Film community to attempt prevention of texting during films
It seems like such a quaint notion: Folks would go to the movie theater, buy their tickets at the box office, then sit down, shut up and pay attention for two hours to what was on the screen.
Now, the piercing glow of cell phones lights up the darkness like several pesky fireflies, and people talk to each other in a packed auditorium as if they were sitting in the privacy of their own living rooms.
The Alamo Drafthouse Cinema in Austin, Texas, did something about this trend by kicking out a patron who refused to adhere to the theater’s rule against talking or texting. She later left a ranting, profane voice message, which the theater turned into a hilarious public service announcement. It’s received over 1.75 million hits on YouTube in just a couple of weeks.
But what happened to our attention spans? Why must we talk, text and tweet in the middle of a movie? And what — if anything — can theaters do to stop this erosion of cinema civility?

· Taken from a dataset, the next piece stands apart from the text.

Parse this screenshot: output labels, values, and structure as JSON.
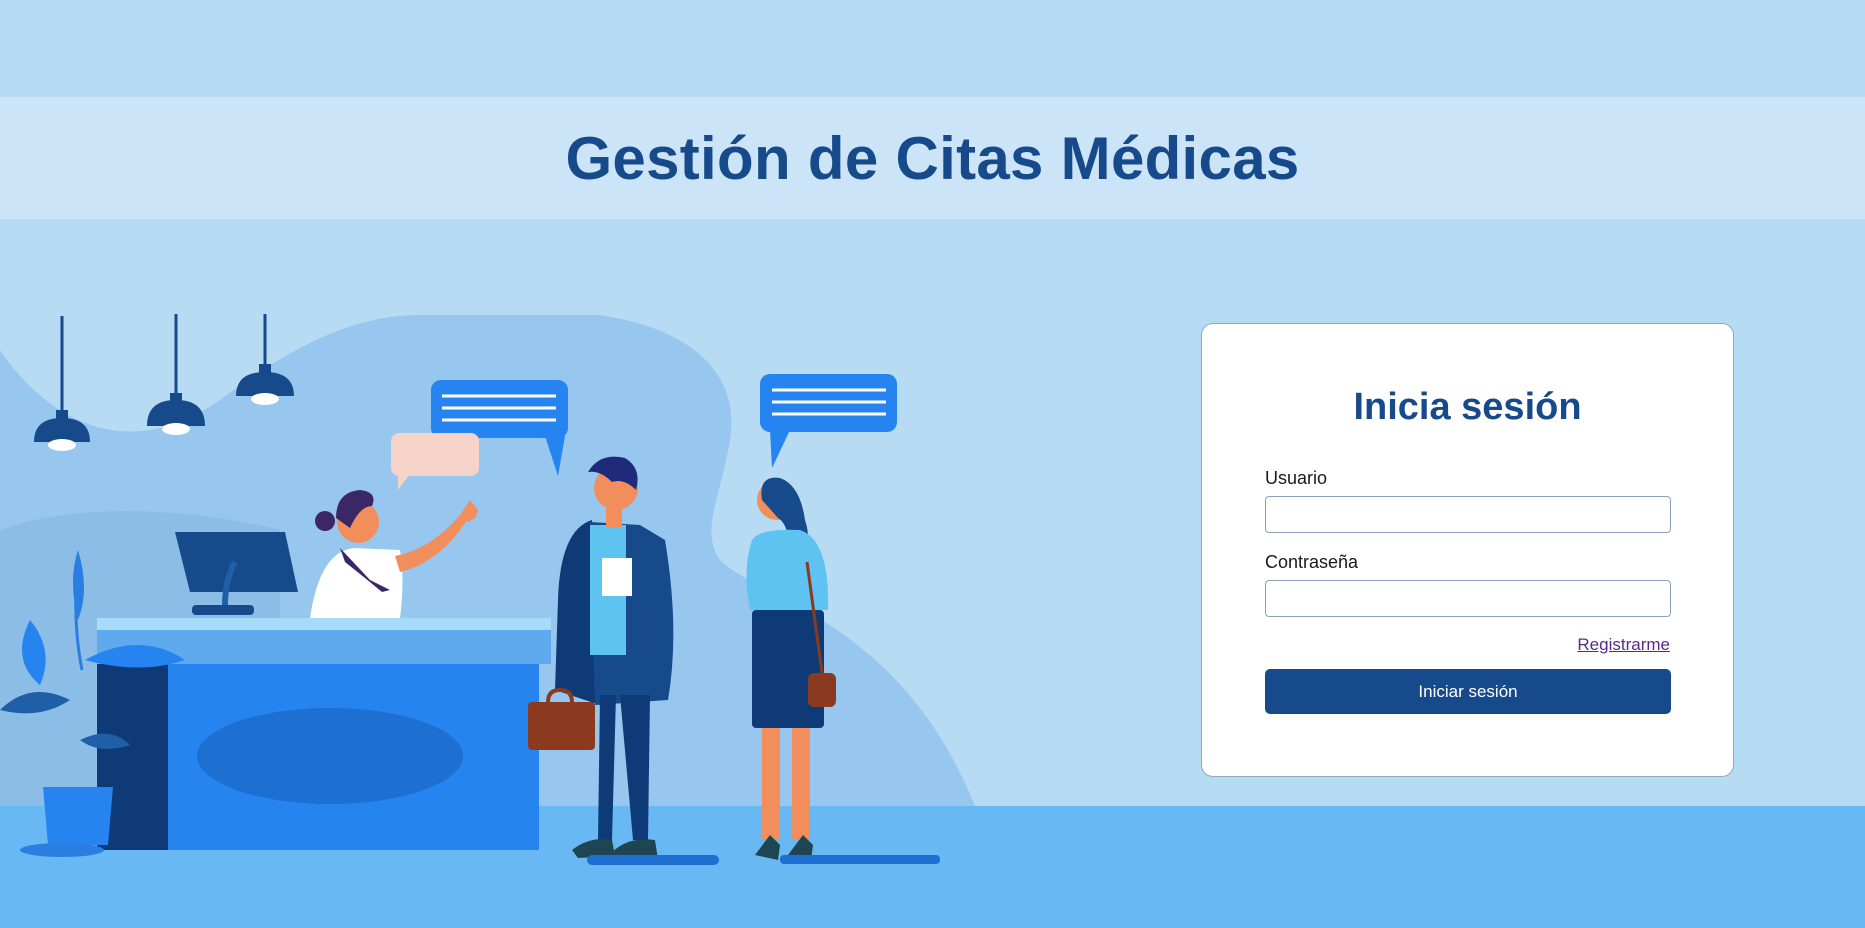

Matt Atchity, editor-in-chief of the film review website Rotten Tomatoes, crafted “Ten Commandments for Movie Audiences” including “Thou shalt not text.” But the ubiquity of cell phones makes these sensible suggestions hard to enforce.